Tuesday, 1 April 2008
Live life -- don't read about it!
I just read Beth Shea's Put Down the Self Help Books blog post, and I am so going to blog about this!!!
I know sweet and wonderful men and women who have an awful addiction. In their search for the answers to all the questions in life, they become addicted to self-help books, groups and techniques. I'm not talking about reading a couple of books to get through a rough patch, or find some ideas for what to do next. I am talking about years and dozens, maybe hundreds of books.
He might be a great guy. She might be an amazing woman. Gentle. Kind. Intelligent. Funny. Caring. And clearly often in very real pain, as they look back on a less-than-ideal-childhood, and failed relationships as an adult.

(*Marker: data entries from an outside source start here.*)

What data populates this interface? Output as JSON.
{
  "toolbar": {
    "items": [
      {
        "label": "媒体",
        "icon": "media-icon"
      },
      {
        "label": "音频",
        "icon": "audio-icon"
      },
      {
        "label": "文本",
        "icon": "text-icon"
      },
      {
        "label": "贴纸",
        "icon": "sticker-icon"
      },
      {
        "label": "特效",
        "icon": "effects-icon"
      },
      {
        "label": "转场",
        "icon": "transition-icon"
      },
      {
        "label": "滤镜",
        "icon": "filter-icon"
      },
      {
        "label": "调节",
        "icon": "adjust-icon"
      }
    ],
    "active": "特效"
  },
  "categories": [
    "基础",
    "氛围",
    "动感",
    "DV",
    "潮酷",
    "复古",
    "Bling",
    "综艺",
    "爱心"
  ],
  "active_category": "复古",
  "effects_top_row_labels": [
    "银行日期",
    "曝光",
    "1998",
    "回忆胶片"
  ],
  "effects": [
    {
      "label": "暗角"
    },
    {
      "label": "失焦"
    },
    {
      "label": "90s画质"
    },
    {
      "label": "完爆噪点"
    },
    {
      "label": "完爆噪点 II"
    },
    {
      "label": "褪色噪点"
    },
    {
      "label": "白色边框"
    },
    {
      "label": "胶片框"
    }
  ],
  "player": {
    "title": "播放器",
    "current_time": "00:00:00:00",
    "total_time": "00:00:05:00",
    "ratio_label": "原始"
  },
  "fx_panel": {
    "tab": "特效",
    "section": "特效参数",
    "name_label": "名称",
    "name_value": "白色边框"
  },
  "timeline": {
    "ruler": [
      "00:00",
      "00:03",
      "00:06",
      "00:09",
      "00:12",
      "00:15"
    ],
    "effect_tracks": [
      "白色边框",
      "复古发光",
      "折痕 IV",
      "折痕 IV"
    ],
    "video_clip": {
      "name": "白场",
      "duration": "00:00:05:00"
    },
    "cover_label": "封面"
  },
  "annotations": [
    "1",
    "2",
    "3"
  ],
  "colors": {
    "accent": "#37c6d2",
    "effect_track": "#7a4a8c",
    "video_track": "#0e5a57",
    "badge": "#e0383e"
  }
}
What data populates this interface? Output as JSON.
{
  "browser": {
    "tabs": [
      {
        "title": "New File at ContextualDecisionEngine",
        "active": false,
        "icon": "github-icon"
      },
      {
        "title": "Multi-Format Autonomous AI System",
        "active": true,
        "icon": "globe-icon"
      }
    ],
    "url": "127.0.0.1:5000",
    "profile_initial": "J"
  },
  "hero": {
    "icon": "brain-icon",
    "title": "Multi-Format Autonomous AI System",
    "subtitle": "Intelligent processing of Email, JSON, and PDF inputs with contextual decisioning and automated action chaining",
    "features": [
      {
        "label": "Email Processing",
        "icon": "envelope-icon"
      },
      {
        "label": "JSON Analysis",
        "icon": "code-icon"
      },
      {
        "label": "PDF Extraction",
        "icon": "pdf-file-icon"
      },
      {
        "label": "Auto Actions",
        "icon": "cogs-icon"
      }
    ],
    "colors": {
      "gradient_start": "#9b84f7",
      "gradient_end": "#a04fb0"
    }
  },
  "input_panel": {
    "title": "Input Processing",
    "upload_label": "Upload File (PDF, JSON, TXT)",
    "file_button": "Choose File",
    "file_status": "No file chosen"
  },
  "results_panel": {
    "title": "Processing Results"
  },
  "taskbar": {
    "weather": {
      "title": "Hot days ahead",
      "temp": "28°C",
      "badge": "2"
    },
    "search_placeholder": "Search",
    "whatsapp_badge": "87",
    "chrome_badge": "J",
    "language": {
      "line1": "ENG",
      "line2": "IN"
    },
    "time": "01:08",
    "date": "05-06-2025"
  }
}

So they read. Everything. Or rather, everything self-help. Fiction, science, philosophy, art, all fall aside to make room for the "Why am I this way books." They go to workshops and seminars, always in search of "THE ANSWER" to explain away their very real pain, and find a magic tool for blissful freedom.
The problem is, there is no such magic tool. The other problem is, they really seem to think there is.
It's easy to get sucked into that vortex of victimization. "It's not my fault. I deserved better." And to some extent it's quite true. No one deserves a cruddy childhood or a lonely life. Even so, LOTS of us get them. Is that a reason spend the latter half of one's life engrossed in trying to pinpoint the pain the first half?
Some would probably call it denial. I would call it realizing that no matter how many books I read, or seminars I attend, my childhood is not going to change. It's too late. It's over. Done. past. It is not happening any more. I grew up.
So I can choose to wallow in the past where I was not treated as well as I deserved (yup, I am one of the many!) or I can say "Whew! Sure glad that's over!" and move on.
The former might feel good for awhile. Clear myself of blame. Make my mistakes someone else's fault (and I guess their mistakes someone else's too, and so on back through time.) It's easier than getting up and doing. It might feel safe.
But the getting up and doing is so much more fun and exciting! Scarier. Harder. But infinitely more satisfying. And creative.
I do wish they were not in pain, because I'm sure most of them are very special, wonderful people.
But most of all, from my heart, I wish I could grab their hands and lead them outside and say "Look up! Look around! See the blue sky and the palm trees and maybe even someone who loves you! This is NOT your childhood. Throw away that map, and tear up the address labels, because honey, you don't live there any more."